(Date:10/13/2017)... ... October 13, 2017 , ... Southern ... and Jennifer Huggins, PharmD ’17, along with clinical associate professor Janice Frueh, ... cardiovascular diseases during the 15th Annual Women’s Health Conference. The SIU School ...
(Date:10/13/2017)... , ... October 13, 2017 , ... Ellevate Network, the ... business to advocate for action towards gender equality at their inaugural Summit in New ... the globe, and reached a social audience of over 3 million. To watch the ...
(Date:10/13/2017)... ... October 13, 2017 , ... “The Journey: From the Mountains to the Mission ... lost souls in the Philippines. “The Journey: From the Mountains to the Mission Field” ... the Bible. She has taught all ages and currently teaches a class of ladies ...
(Date:10/12/2017)... ... 12, 2017 , ... The company has developed a suite ... regulatory authorities worldwide. From Children’s to Adults 50+, every formula has been developed ... , These products are also: Gluten Free, Non-GMO, Vegan, Soy Free, Non-Dairy*, ...
Breaking Medicine News(10 mins):

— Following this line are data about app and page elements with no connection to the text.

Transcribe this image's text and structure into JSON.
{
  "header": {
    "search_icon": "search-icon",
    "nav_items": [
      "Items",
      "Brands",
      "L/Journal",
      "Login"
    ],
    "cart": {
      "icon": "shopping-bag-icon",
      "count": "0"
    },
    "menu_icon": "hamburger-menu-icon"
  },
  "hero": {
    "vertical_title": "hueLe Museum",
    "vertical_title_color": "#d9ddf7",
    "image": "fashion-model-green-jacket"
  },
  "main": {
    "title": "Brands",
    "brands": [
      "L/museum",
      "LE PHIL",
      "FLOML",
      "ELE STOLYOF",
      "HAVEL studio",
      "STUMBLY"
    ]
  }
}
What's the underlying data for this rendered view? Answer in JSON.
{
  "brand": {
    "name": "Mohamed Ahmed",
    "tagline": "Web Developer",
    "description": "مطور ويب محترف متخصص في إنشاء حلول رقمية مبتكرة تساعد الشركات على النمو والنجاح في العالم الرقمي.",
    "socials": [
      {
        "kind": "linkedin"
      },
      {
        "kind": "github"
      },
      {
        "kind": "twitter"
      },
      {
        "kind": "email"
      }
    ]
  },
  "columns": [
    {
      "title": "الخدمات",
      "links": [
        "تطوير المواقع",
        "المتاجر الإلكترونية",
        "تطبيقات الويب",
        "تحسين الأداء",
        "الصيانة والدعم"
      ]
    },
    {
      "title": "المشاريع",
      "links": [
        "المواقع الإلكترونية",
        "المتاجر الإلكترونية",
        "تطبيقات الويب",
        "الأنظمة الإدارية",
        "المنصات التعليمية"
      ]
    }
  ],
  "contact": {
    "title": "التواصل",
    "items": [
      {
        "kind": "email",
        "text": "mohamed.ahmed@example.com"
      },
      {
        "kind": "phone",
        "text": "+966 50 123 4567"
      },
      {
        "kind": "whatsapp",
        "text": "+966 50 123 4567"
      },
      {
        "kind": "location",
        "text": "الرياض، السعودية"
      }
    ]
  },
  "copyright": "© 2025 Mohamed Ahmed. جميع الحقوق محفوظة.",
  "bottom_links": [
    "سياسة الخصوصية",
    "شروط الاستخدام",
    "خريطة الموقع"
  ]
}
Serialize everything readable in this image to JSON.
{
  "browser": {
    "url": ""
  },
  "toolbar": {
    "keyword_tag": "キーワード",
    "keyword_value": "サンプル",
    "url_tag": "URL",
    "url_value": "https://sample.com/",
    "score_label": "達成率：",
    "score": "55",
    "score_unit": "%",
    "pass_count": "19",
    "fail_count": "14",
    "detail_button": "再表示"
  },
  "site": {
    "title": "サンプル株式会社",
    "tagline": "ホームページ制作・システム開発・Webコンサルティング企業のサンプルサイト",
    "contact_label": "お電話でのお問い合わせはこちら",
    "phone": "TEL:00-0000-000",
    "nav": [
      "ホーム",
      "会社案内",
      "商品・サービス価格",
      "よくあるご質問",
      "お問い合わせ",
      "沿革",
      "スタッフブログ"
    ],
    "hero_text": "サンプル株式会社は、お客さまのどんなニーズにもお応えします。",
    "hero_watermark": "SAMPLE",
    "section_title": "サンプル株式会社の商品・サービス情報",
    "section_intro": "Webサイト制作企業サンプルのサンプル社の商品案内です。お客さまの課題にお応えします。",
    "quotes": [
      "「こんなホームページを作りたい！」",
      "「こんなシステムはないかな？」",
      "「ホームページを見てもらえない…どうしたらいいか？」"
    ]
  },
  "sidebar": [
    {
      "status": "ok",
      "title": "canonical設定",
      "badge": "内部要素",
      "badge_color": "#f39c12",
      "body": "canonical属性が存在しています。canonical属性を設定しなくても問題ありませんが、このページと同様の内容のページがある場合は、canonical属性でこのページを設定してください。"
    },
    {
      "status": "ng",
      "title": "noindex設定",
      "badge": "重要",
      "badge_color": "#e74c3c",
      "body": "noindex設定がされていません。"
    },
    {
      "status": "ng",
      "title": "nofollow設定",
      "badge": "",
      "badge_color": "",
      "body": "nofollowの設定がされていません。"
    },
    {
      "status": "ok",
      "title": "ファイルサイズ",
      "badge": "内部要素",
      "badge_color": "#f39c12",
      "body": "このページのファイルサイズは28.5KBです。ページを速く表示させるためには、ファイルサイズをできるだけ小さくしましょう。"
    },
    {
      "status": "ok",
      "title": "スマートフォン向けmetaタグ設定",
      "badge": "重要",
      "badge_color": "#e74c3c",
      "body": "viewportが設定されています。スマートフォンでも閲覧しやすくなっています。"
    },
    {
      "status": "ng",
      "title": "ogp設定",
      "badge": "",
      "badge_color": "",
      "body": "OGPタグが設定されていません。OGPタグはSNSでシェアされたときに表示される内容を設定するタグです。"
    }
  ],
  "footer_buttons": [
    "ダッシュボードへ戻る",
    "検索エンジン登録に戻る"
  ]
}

(Date:9/28/2017)... -- Cohen Veterans Bioscience and Early Signal Foundation announce ... home sensors for real-time monitoring of patients with trauma-related ... organization focused on disruptive health solutions for rare disorders ... to record and integrate behavioral, cognitive, physiological and contextual ... ...
(Date:9/25/2017)... 2017  EpiVax, Inc., a leader in the ... today announced the launch of EpiVax Oncology Inc., ... therapeutic cancer vaccines. EpiVax has provided $500,000 in ... enabling technologies to the new precision immunotherapy venture. ... Oncology as Chief Executive Officer. Gad brings over ...
(Date:9/19/2017)... 2017 HistoSonics, Inc., a venture-backed medical device company developing a non-invasive, robotically assisted, ... three leadership team developments today:   ... ... Tom Tefft ... Veteran medical device executive Josh Stopek , PhD, who has ...
Breaking Medicine Technology: